NEW YORK (
) -- Is
Barnes & Noble
? That's the analogy being made after the
It's easy to see why investors fear Barnes & Noble will imitate the same doomed fate as Blockbuster. Both of their paths to dominance have become iconic stories of business in the 1990s.
in fact dates all the way back to 1873, it wasn't until the early 1990s that the company rolled out its superstores in earnest. In 1989 Barnes & Noble had just 23 of these superstores in its portfolio, but by 1992 the number had more than quadrupled to 105 locations. In just one day in August 1992, the company opened five superstores, and three months later launched three more.
Around the same time, Blockbuster was rolling out new stores at a rate of about one per day.
Along with this monstrous growth, of course, came scorn from those who feared that these two juggernauts would ultimately result in the death of mom and pop shops across America. (And, it should be noted, for the most part they did).
But, of course, such growth is nearly impossible to sustain, especially when coupled with an evolving retail landscape.
By the end of the '90s the manner in which Americans consumed movies had begun to shift -- but instead of leading this revolution, Blockbuster sat around chasing its tail. First,
rolled out its DVD-by-mail format in 1999. Granted, the technology was iffy and acceptance of this new medium was gradual, but it wasn't until 2004 that Blockbuster introduced its own online DVD rental service.
Then in 2004,
introduced its DVD kiosks. This time it took Blockbuster half a decade to adopt a similar program, partnering only with
in 2009 and installing Blockbuster Express kiosks.
Blockbuster once again missed the boat when Netflix started streaming movies in 2008.
As a result, Blockbuster has become increasingly irrelevant, and now finds itself suffocating under $1 billion in debt. It's
due to make its next payment on Friday
, and if that fails to satisfy creditors, could be forced to file bankruptcy.
Blockbuster hasn't been the only casualty of the digital revolution, with
liquidating its assets this spring. And now it appears that Barnes & Noble could be following a similar trajectory.
As with the movie industry, the book sector has been hit by a barrage of game-changing technology, namely the e-reader.
pioneered electronic reading when it launched its Kindle in 2007. It took Barnes & Noble two years to roll out its own e-bookstore -- and it didn't unveil its Nook e-reader until October 2009.
Now Barnes & Noble is struggling to play catch-up. According to Codex Group, a consultant to the publishing industry, Amazon has sold nearly 2 million Kindles as of mid-June, compared to 600,000 Nooks. Amazon also announced last month that Kindle sales tripled in the second quarter and that e-book sales now outnumber hardcover books.
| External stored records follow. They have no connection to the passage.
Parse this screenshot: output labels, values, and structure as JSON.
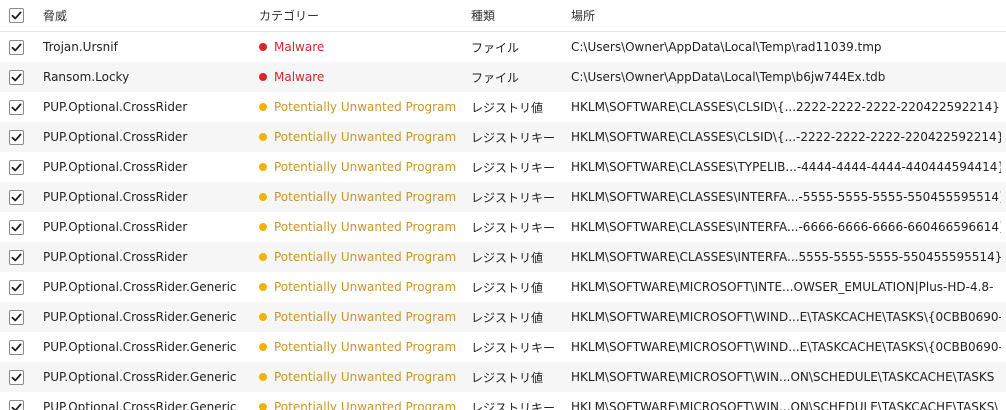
{
  "header": {
    "threat": "脅威",
    "category": "カテゴリー",
    "type": "種類",
    "location": "場所"
  },
  "colors": {
    "malware": "#d9262c",
    "pup": "#f0b400",
    "pup_text": "#c8962a",
    "malware_text": "#d9262c"
  },
  "rows": [
    {
      "threat": "Trojan.Ursnif",
      "category": "Malware",
      "kind": "malware",
      "type": "ファイル",
      "location": "C:\\Users\\Owner\\AppData\\Local\\Temp\\rad11039.tmp",
      "checked": true
    },
    {
      "threat": "Ransom.Locky",
      "category": "Malware",
      "kind": "malware",
      "type": "ファイル",
      "location": "C:\\Users\\Owner\\AppData\\Local\\Temp\\b6jw744Ex.tdb",
      "checked": true
    },
    {
      "threat": "PUP.Optional.CrossRider",
      "category": "Potentially Unwanted Program",
      "kind": "pup",
      "type": "レジストリ値",
      "location": "HKLM\\SOFTWARE\\CLASSES\\CLSID\\{...2222-2222-2222-220422592214}|",
      "checked": true
    },
    {
      "threat": "PUP.Optional.CrossRider",
      "category": "Potentially Unwanted Program",
      "kind": "pup",
      "type": "レジストリキー",
      "location": "HKLM\\SOFTWARE\\CLASSES\\CLSID\\{...-2222-2222-2222-220422592214}",
      "checked": true
    },
    {
      "threat": "PUP.Optional.CrossRider",
      "category": "Potentially Unwanted Program",
      "kind": "pup",
      "type": "レジストリキー",
      "location": "HKLM\\SOFTWARE\\CLASSES\\TYPELIB...-4444-4444-4444-440444594414}",
      "checked": true
    },
    {
      "threat": "PUP.Optional.CrossRider",
      "category": "Potentially Unwanted Program",
      "kind": "pup",
      "type": "レジストリキー",
      "location": "HKLM\\SOFTWARE\\CLASSES\\INTERFA...-5555-5555-5555-550455595514}",
      "checked": true
    },
    {
      "threat": "PUP.Optional.CrossRider",
      "category": "Potentially Unwanted Program",
      "kind": "pup",
      "type": "レジストリキー",
      "location": "HKLM\\SOFTWARE\\CLASSES\\INTERFA...-6666-6666-6666-660466596614}",
      "checked": true
    },
    {
      "threat": "PUP.Optional.CrossRider",
      "category": "Potentially Unwanted Program",
      "kind": "pup",
      "type": "レジストリ値",
      "location": "HKLM\\SOFTWARE\\CLASSES\\INTERFA...5555-5555-5555-550455595514}|",
      "checked": true
    },
    {
      "threat": "PUP.Optional.CrossRider.Generic",
      "category": "Potentially Unwanted Program",
      "kind": "pup",
      "type": "レジストリ値",
      "location": "HKLM\\SOFTWARE\\MICROSOFT\\INTE...OWSER_EMULATION|Plus-HD-4.8-",
      "checked": true
    },
    {
      "threat": "PUP.Optional.CrossRider.Generic",
      "category": "Potentially Unwanted Program",
      "kind": "pup",
      "type": "レジストリ値",
      "location": "HKLM\\SOFTWARE\\MICROSOFT\\WIND...E\\TASKCACHE\\TASKS\\{0CBB0690-",
      "checked": true
    },
    {
      "threat": "PUP.Optional.CrossRider.Generic",
      "category": "Potentially Unwanted Program",
      "kind": "pup",
      "type": "レジストリキー",
      "location": "HKLM\\SOFTWARE\\MICROSOFT\\WIND...E\\TASKCACHE\\TASKS\\{0CBB0690-",
      "checked": true
    },
    {
      "threat": "PUP.Optional.CrossRider.Generic",
      "category": "Potentially Unwanted Program",
      "kind": "pup",
      "type": "レジストリ値",
      "location": "HKLM\\SOFTWARE\\MICROSOFT\\WIN...ON\\SCHEDULE\\TASKCACHE\\TASKS",
      "checked": true
    },
    {
      "threat": "PUP.Optional.CrossRider.Generic",
      "category": "Potentially Unwanted Program",
      "kind": "pup",
      "type": "レジストリキー",
      "location": "HKLM\\SOFTWARE\\MICROSOFT\\WIN...ON\\SCHEDULE\\TASKCACHE\\TASKS\\",
      "checked": true
    }
  ]
}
It also claimed responsibility for eight out of every 10 e-books sold.
For investors, the similarities between Barnes & Noble and Blockbuster have been enough to drive the stock down 21% this year. But before you go writing Barnes & Noble's obituary (and no doubt re-reading it on your e-reader) consider the many ways in which the bookseller and the movie-renter differ.
Indeed, Barnes & Noble may have already taken a step in the right direction by considering the sale of the company. If taken private, the company could buy the opportunity to reassess its store base, close underperforming locations and beef up its e-reader to better compete with Amazon and
Blockbuster's internal operations have also been more pressured than Barnes & Noble's, ever since the movie-renter broke off from
in 2004. Blockbuster only managed to shed its last letter of credit with Viacom at the beginning of the year. Barnes & Noble is not being weighed down by such issues.
And while the book industry is viewed by some as a mirror image of the movie industry, that mirror is more of a funhouse mirror, with the reflection is a bit off kilter. For one, the speed at which movie consumers migrated to digital movie downloads and streaming content appears to be significantly faster than readers' acceptance of electronic books.
"People are not going to stop reading; illustrated books do not lend themselves to digital adoption; books will continue to be bought for gifts; and none of the technologically-oriented e-book competitors has Barnes & Noble's store base to enable customer interaction and a multiple platform means of reaching them," Margaret A. Gilliam, president of the research firm bearing her name. "Accordingly, we do not expect the book business to go the way of the recorded music and DVD businesses."
For his part, Morningstar analyst Peter Wahlstrom predicts that consumers won't stop purchasing physical books in the near future, and doesn't expect the 20% to 30% dropoff in the next five years that others are forecasting. "The physical book selling business is very competitive, but we don't foresee the dramatic closing of stores at Barnes & Noble," Wahlstrom says. "There is still a need for its retail footprint. The stores are a cash-flow cow, and Barnes & Noble can use the cash from the stores to invest in digital."
"Investors gravitated toward the digital aspect of the book industry because that is the buzz right now," Wahlstrom continues. "But the underlying business still has a long tail."
All of which offers an opportunity for investors to take a second look at Barnes & Noble -- as the ending to that story hasn't been written yet.
-- Reported by Jeanine Poggi in New York.